Using GSC as a Rank Tracker

Google Search Console (GSC) is a free service provided by Google to monitor your own websites.

It is different from other dedicated rank trackers in several ways.

Limitations of GSC as a Rank Tracker.

Firstly, it is using Google’s own dataset so one could argue that it is the most accurate source of data about keyword rankings.

However, the data is sampled, which means that keyword positions that are reported are averaged out over several search queries. So, for example, you could have your keyword appear in position 5 for the first 100 searches and position 7 for the next 100 searches and GSC would report the keyword as being at position 6 even though it has never appeared in that exact position in reality.

GSC can only be used to track your own verified domains, so you are unable to view your competitors rankings, for example. Also, data can only be filtered to country-level – you cannot view rankings at state, county, or region level. And, of course, GSC only gives you information on searches carried out on the Google search engine.

Another limitation is that positions will not be checked for keywords that only receive a few impressions/clicks – this is to ensure the security of personal data because low-volume data could potentially be used to identify a particular user.

In addition, only 1000 rows/keywords are returned ordered by number of clicks, so for larger sites longer-tail keywords will not be included in the dataset. However, this limitation can be extended to 25,000 rows/keywords if you use the GSC API – this sort of implementation can be achieved by developing your own solution or using third-party software, including Google offerings such as Looker Studio and Sheets.

Finally, GSC only stores data for 16 months, after which time it is deleted. Therefore, data has to be exported if you want to track keywords over the longer term.

The GSC Dashboard

The GSC dashboard displays a line chart that shows the number of impressions (in the SERPs), the number of clicks, the average click-through rate, and the average of positions of all keywords on your website.

Below the chart is a table of the top 1000 keywords for the website sorted by number of clicks.

Whilst this data may be useful as a general overview of your website, it does not tell you anything specific. To get more precise information, GSC provides several ways to filter your data.

As you can see in the image above, GSC gives you options to filter the data by date, search type, query, page, country, device, and search appearance.

As well as having preset time periods, the date filter also allows you to view data over a custom time period. By default, the search type is set to web, which is the normal Google search engine, however you can also see how your keywords perform in Google’s image, video, and news search results.

When you filter by query, you can see the data for an exact keyword, all keywords that contain particular text, or all keywords that do not contain particular text.
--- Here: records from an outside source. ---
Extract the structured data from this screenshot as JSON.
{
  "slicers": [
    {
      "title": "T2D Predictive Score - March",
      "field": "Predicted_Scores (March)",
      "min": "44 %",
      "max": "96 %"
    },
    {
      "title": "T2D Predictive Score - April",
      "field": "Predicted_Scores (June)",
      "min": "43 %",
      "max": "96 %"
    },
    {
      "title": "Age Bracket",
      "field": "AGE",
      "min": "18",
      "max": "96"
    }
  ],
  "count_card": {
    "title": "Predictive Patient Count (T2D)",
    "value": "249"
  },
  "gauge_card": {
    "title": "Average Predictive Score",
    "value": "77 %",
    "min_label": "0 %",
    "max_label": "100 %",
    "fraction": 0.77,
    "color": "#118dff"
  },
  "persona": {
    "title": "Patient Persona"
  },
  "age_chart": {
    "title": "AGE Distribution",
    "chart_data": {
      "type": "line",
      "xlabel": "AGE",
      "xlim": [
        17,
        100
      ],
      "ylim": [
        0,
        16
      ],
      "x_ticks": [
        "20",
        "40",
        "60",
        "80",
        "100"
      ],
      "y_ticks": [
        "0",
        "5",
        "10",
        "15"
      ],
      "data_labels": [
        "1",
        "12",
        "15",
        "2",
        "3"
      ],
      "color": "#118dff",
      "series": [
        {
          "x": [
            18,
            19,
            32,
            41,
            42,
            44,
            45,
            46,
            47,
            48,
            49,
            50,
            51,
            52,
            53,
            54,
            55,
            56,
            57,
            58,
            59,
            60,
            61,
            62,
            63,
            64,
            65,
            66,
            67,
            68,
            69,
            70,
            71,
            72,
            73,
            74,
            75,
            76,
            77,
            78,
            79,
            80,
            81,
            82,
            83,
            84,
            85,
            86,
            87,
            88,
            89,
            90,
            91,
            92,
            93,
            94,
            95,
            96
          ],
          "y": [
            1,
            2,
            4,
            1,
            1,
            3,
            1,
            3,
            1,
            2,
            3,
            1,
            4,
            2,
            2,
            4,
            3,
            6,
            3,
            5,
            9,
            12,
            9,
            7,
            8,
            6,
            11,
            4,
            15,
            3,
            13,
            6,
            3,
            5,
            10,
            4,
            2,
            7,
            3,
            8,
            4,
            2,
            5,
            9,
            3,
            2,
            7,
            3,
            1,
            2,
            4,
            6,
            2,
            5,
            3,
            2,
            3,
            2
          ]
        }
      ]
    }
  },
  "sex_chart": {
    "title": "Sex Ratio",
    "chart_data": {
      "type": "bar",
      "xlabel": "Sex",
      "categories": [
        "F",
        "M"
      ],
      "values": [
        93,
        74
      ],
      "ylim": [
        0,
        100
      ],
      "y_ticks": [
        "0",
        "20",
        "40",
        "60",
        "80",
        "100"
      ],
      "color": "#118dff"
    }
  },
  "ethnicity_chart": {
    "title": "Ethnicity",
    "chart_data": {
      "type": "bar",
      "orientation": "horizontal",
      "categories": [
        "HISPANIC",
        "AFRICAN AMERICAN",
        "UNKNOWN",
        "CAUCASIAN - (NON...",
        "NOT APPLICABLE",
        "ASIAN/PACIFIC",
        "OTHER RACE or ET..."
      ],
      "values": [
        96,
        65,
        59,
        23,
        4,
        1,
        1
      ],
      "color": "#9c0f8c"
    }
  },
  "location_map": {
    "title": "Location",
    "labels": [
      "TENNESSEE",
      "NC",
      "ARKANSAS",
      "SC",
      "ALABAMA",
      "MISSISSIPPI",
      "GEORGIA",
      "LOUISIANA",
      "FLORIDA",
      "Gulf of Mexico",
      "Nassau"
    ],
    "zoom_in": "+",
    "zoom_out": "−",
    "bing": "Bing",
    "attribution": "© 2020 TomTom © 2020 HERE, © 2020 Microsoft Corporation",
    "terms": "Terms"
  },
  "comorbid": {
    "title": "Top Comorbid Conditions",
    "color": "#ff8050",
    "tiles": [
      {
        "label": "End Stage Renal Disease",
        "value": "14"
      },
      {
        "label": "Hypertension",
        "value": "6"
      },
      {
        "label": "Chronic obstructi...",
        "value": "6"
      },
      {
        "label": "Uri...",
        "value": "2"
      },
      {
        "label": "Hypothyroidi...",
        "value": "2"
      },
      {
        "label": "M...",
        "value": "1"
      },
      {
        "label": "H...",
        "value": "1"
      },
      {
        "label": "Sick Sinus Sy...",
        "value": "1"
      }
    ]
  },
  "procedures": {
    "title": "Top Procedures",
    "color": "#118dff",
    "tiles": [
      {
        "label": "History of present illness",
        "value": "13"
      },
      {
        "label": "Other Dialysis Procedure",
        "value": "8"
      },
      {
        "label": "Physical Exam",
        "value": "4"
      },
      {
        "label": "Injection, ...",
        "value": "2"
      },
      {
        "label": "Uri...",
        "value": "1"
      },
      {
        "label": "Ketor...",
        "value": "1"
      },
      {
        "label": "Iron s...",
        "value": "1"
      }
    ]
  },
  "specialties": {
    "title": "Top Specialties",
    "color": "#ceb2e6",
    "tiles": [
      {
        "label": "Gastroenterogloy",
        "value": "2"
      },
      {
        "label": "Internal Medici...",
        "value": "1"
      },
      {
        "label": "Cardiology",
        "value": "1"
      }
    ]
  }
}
You can also use custom regex expressions.

The image above shows the performance of a single keyword over a two-month period. The orange line indicates how the average position in the SERPs has changed over this time.

Similarly, you can filter page to show all the keywords that a particular page on your website ranks for.

You can also filter by country and device(desktop, tablet or mobile). The search appearance filter allows you to which keywords appear in Google’s SERP features, such as review snippets or translated results.

From the keyword table (below the chart) you can sort keywords by number of impressions, number of clicks, average click-through rate, and average position. In the screenshot below, keywords have been sorted by average position.

Data can also be exported from GSC in CSV, Google Sheets or Excel formats.

Other features

GSC also provides a whole host of other features for optimising your website for Google’s search results, including:

  • Backlinks (again, this list is sampled and incomplete)
  • Crawling (check/submit the crawl status of a webpage)
  • Page Experience and Core Web Vitals
  • Submit sitemaps
  • Security issues and manual actions (penalties that stop your website being shown in Google’s SERPs)

As mentioned previously, GSC also provides access to an API, which allows you to programmatically access the data that Google has stored for your website.


Personally, GSC is what I use to track the ranking on my own websites.

Not only is it free, but I feel the sampled data provides a more accurate picture of a keyword’s performance in the SERPs.

Rankings are in a state of constant flux and depend on several factors, including the searcher’s location and search history, and time of day.

Google also regularly mixes up the SERPs – for example to test a newly published webpage, or a webpage that has recently received a lot of backlinks.

By taking the average position across several searches, it is less likely that an outlier will skew the data, which can happen with other rank trackers that programmatically scrape the SERPs for your current position at one particular moment in time.

When I first started working in SEO, I couldn’t afford to buy a dedicated rank tracker, so I used GSC (or Google Webmaster Tools as it was known back then). I did move on to using paid rank tracking tools and they do have their advantages, but over the last five years, I’ve moved back to GSC and developed my own rank tracking app using the GSC API.

My own particular needs do not require me to be able to filter data to a local level (country-level is fine). I also do not track my rankings in any search engine other than Google because right now Google is still the dominant leader in search – I can understand why some people may consider this short-sighted but that is a debate for another time.

So, I would highly recommend GSC for somebody that is first getting started in SEO. Intermediate users will have some idea of what they need from rank tracking software and will be able to use my comparison table to filter for products that meet their specific needs. More advanced users should consider using an API to create their own bespoke solution, and the GSC API is one way to do this.